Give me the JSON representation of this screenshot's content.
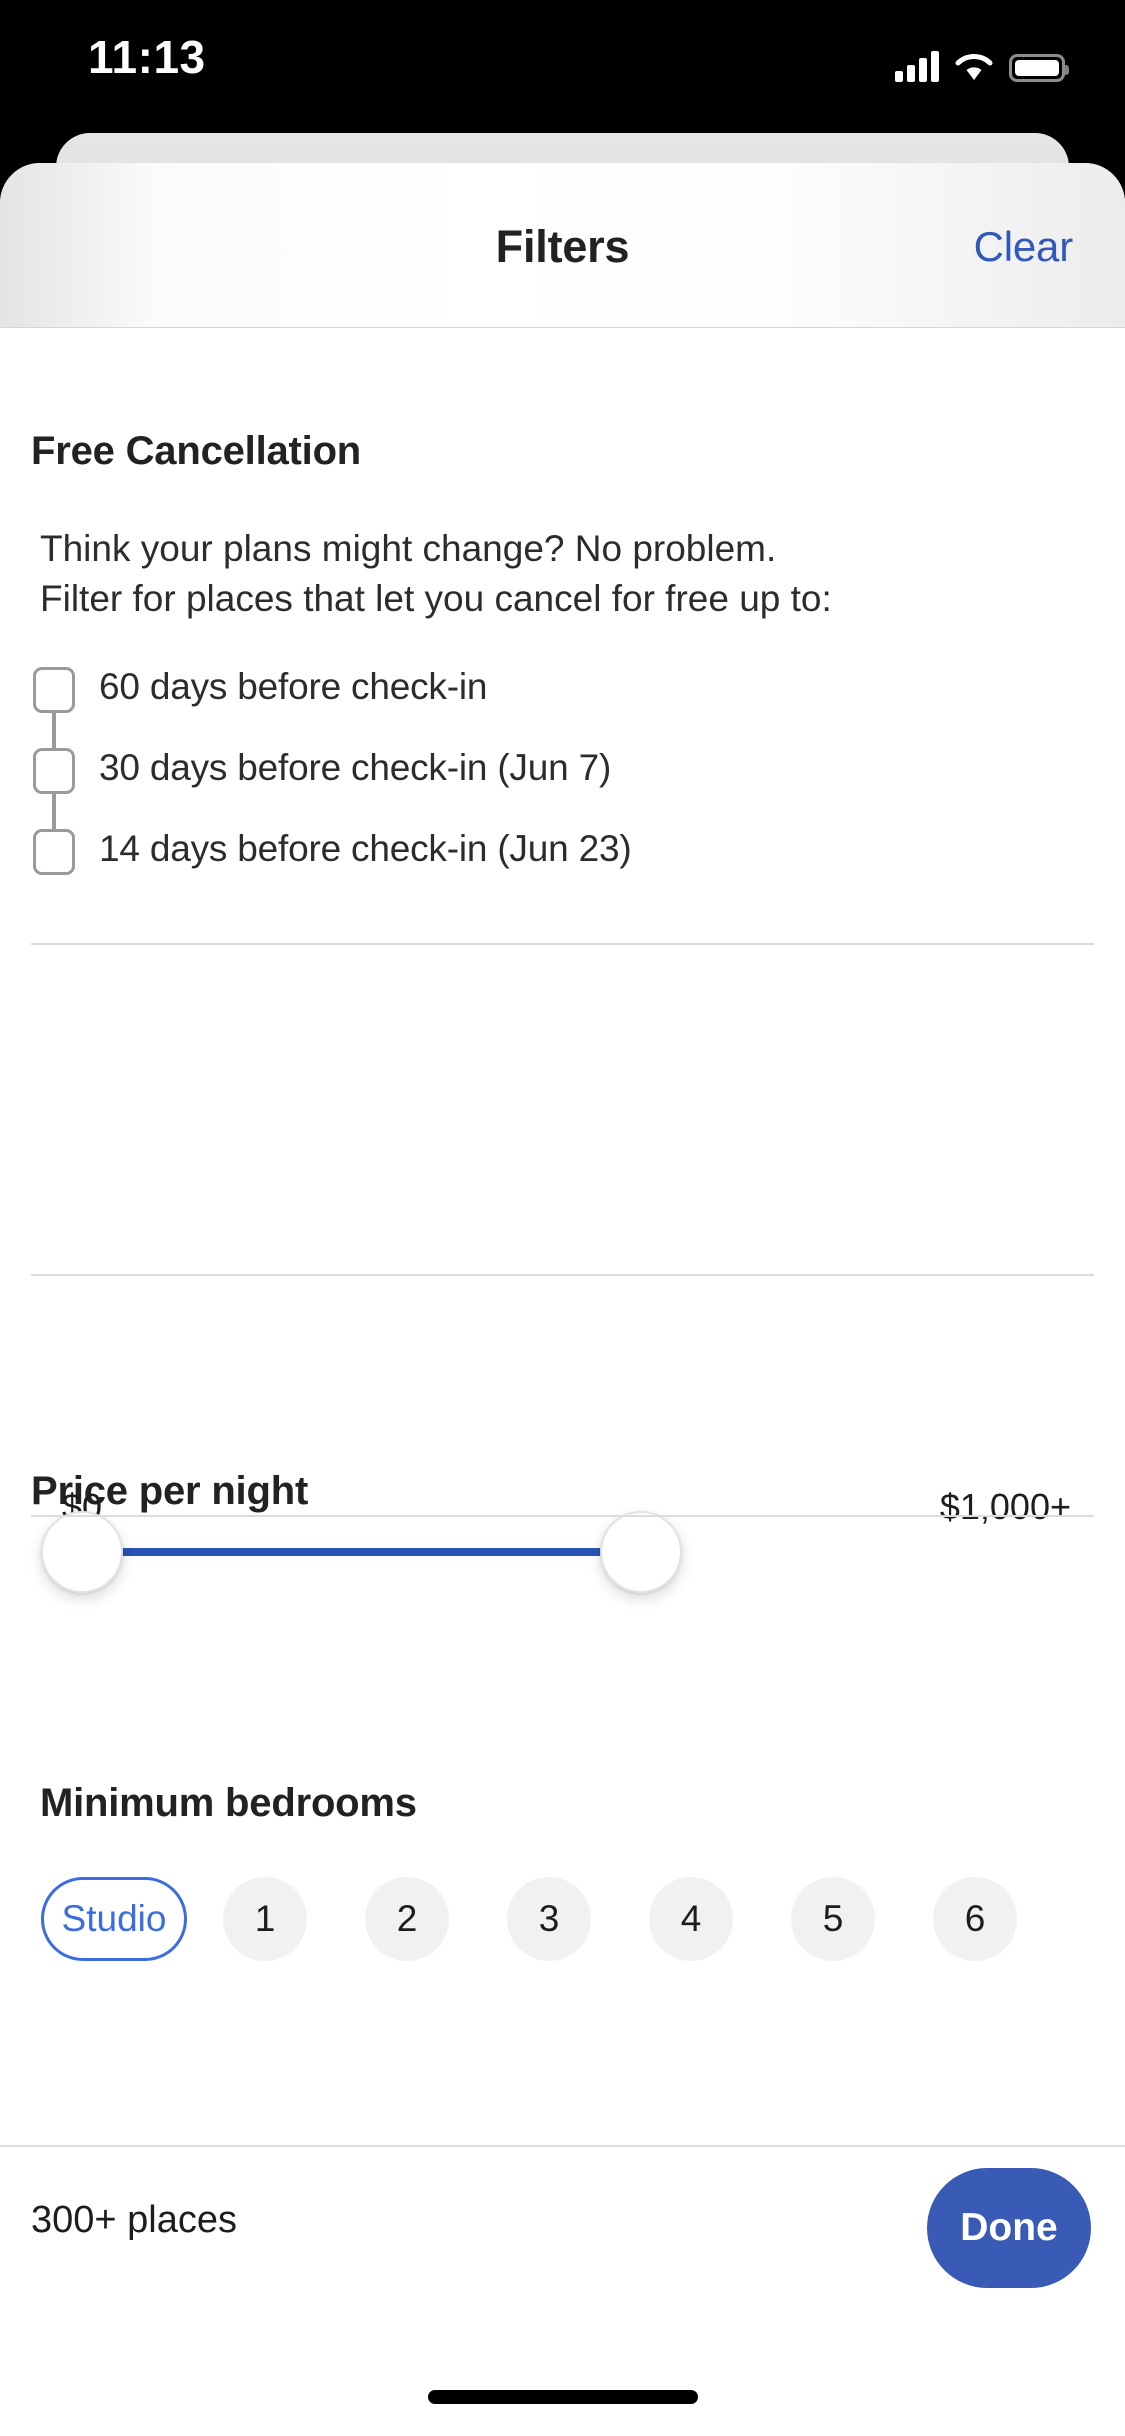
{
  "status_bar": {
    "time": "11:13",
    "cellular_icon": "signal-bars-icon",
    "wifi_icon": "wifi-icon",
    "battery_icon": "battery-icon"
  },
  "header": {
    "title": "Filters",
    "clear_label": "Clear"
  },
  "free_cancellation": {
    "title": "Free Cancellation",
    "description_line_1": "Think your plans might change? No problem.",
    "description_line_2": "Filter for places that let you cancel for free up to:",
    "options": [
      {
        "label": "60 days before check-in",
        "checked": false
      },
      {
        "label": "30 days before check-in (Jun 7)",
        "checked": false
      },
      {
        "label": "14 days before check-in (Jun 23)",
        "checked": false
      }
    ]
  },
  "price_per_night": {
    "title": "Price per night",
    "min_label": "$0",
    "max_label": "$1,000+"
  },
  "minimum_bedrooms": {
    "title": "Minimum bedrooms",
    "options": [
      {
        "label": "Studio",
        "selected": true
      },
      {
        "label": "1",
        "selected": false
      },
      {
        "label": "2",
        "selected": false
      },
      {
        "label": "3",
        "selected": false
      },
      {
        "label": "4",
        "selected": false
      },
      {
        "label": "5",
        "selected": false
      },
      {
        "label": "6",
        "selected": false
      }
    ]
  },
  "footer": {
    "results_count": "300+ places",
    "done_label": "Done"
  },
  "colors": {
    "accent_blue": "#3a5bb5",
    "link_blue": "#3258b8",
    "track_blue": "#2a53b4",
    "pill_selected_border": "#3b6de0",
    "pill_bg": "#f2f1ef"
  }
}
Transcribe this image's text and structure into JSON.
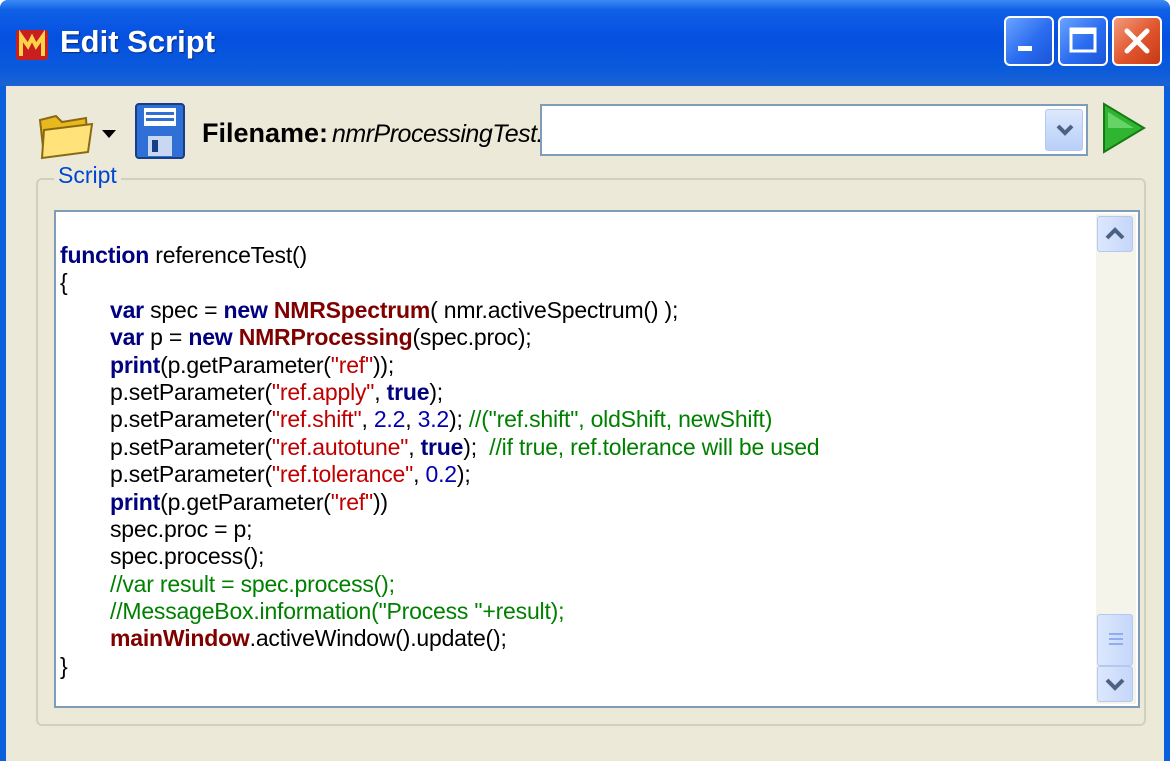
{
  "window": {
    "title": "Edit Script",
    "controls": [
      "minimize-icon",
      "maximize-icon",
      "close-icon"
    ]
  },
  "toolbar": {
    "filename_label": "Filename:",
    "filename_value": "nmrProcessingTest.qs",
    "combo_value": "",
    "icons": [
      "open-folder-icon",
      "dropdown-arrow-icon",
      "save-icon",
      "run-icon"
    ]
  },
  "script_group": {
    "label": "Script"
  },
  "colors": {
    "keyword": "#000080",
    "class": "#800000",
    "string": "#c00000",
    "number": "#0000b0",
    "comment": "#008000",
    "title_bar": "#0550e0",
    "dialog_bg": "#ece9d8"
  },
  "code": [
    {
      "indent": 0,
      "tokens": [
        {
          "t": "function",
          "k": "kw"
        },
        {
          "t": " referenceTest()",
          "k": ""
        }
      ]
    },
    {
      "indent": 0,
      "tokens": [
        {
          "t": "{",
          "k": ""
        }
      ]
    },
    {
      "indent": 1,
      "tokens": [
        {
          "t": "var",
          "k": "kw"
        },
        {
          "t": " spec = ",
          "k": ""
        },
        {
          "t": "new",
          "k": "kw"
        },
        {
          "t": " ",
          "k": ""
        },
        {
          "t": "NMRSpectrum",
          "k": "cls"
        },
        {
          "t": "( nmr.activeSpectrum() );",
          "k": ""
        }
      ]
    },
    {
      "indent": 1,
      "tokens": [
        {
          "t": "var",
          "k": "kw"
        },
        {
          "t": " p = ",
          "k": ""
        },
        {
          "t": "new",
          "k": "kw"
        },
        {
          "t": " ",
          "k": ""
        },
        {
          "t": "NMRProcessing",
          "k": "cls"
        },
        {
          "t": "(spec.proc);",
          "k": ""
        }
      ]
    },
    {
      "indent": 1,
      "tokens": [
        {
          "t": "print",
          "k": "kw"
        },
        {
          "t": "(p.getParameter(",
          "k": ""
        },
        {
          "t": "\"ref\"",
          "k": "str"
        },
        {
          "t": "));",
          "k": ""
        }
      ]
    },
    {
      "indent": 1,
      "tokens": [
        {
          "t": "p.setParameter(",
          "k": ""
        },
        {
          "t": "\"ref.apply\"",
          "k": "str"
        },
        {
          "t": ", ",
          "k": ""
        },
        {
          "t": "true",
          "k": "kw"
        },
        {
          "t": ");",
          "k": ""
        }
      ]
    },
    {
      "indent": 1,
      "tokens": [
        {
          "t": "p.setParameter(",
          "k": ""
        },
        {
          "t": "\"ref.shift\"",
          "k": "str"
        },
        {
          "t": ", ",
          "k": ""
        },
        {
          "t": "2.2",
          "k": "num"
        },
        {
          "t": ", ",
          "k": ""
        },
        {
          "t": "3.2",
          "k": "num"
        },
        {
          "t": "); ",
          "k": ""
        },
        {
          "t": "//(\"ref.shift\", oldShift, newShift)",
          "k": "cmt"
        }
      ]
    },
    {
      "indent": 1,
      "tokens": [
        {
          "t": "p.setParameter(",
          "k": ""
        },
        {
          "t": "\"ref.autotune\"",
          "k": "str"
        },
        {
          "t": ", ",
          "k": ""
        },
        {
          "t": "true",
          "k": "kw"
        },
        {
          "t": ");  ",
          "k": ""
        },
        {
          "t": "//if true, ref.tolerance will be used",
          "k": "cmt"
        }
      ]
    },
    {
      "indent": 1,
      "tokens": [
        {
          "t": "p.setParameter(",
          "k": ""
        },
        {
          "t": "\"ref.tolerance\"",
          "k": "str"
        },
        {
          "t": ", ",
          "k": ""
        },
        {
          "t": "0.2",
          "k": "num"
        },
        {
          "t": ");",
          "k": ""
        }
      ]
    },
    {
      "indent": 1,
      "tokens": [
        {
          "t": "print",
          "k": "kw"
        },
        {
          "t": "(p.getParameter(",
          "k": ""
        },
        {
          "t": "\"ref\"",
          "k": "str"
        },
        {
          "t": "))",
          "k": ""
        }
      ]
    },
    {
      "indent": 1,
      "tokens": [
        {
          "t": "spec.proc = p;",
          "k": ""
        }
      ]
    },
    {
      "indent": 1,
      "tokens": [
        {
          "t": "spec.process();",
          "k": ""
        }
      ]
    },
    {
      "indent": 1,
      "tokens": [
        {
          "t": "//var result = spec.process();",
          "k": "cmt"
        }
      ]
    },
    {
      "indent": 1,
      "tokens": [
        {
          "t": "//MessageBox.information(\"Process \"+result);",
          "k": "cmt"
        }
      ]
    },
    {
      "indent": 1,
      "tokens": [
        {
          "t": "mainWindow",
          "k": "cls"
        },
        {
          "t": ".activeWindow().update();",
          "k": ""
        }
      ]
    },
    {
      "indent": 0,
      "tokens": [
        {
          "t": "}",
          "k": ""
        }
      ]
    }
  ]
}
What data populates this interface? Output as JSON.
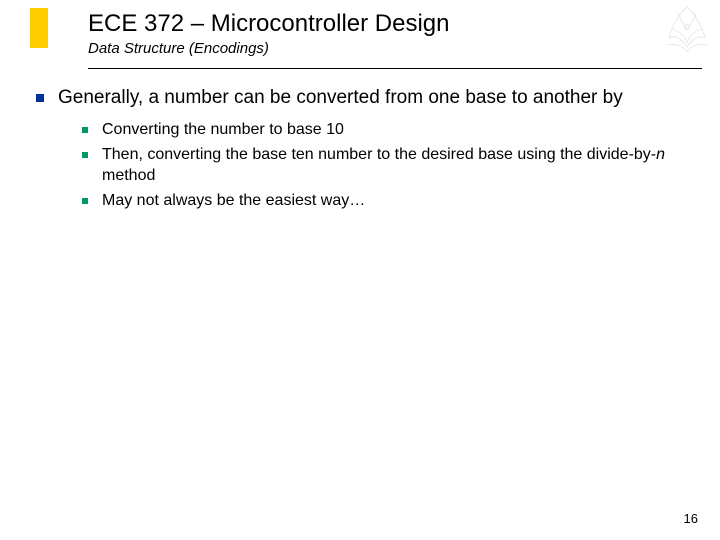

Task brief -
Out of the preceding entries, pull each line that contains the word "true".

Worked solution -
        "selected": true
          "t": "true",
          "t": "true",
          "t": "//if true, ref.tolerance will be used",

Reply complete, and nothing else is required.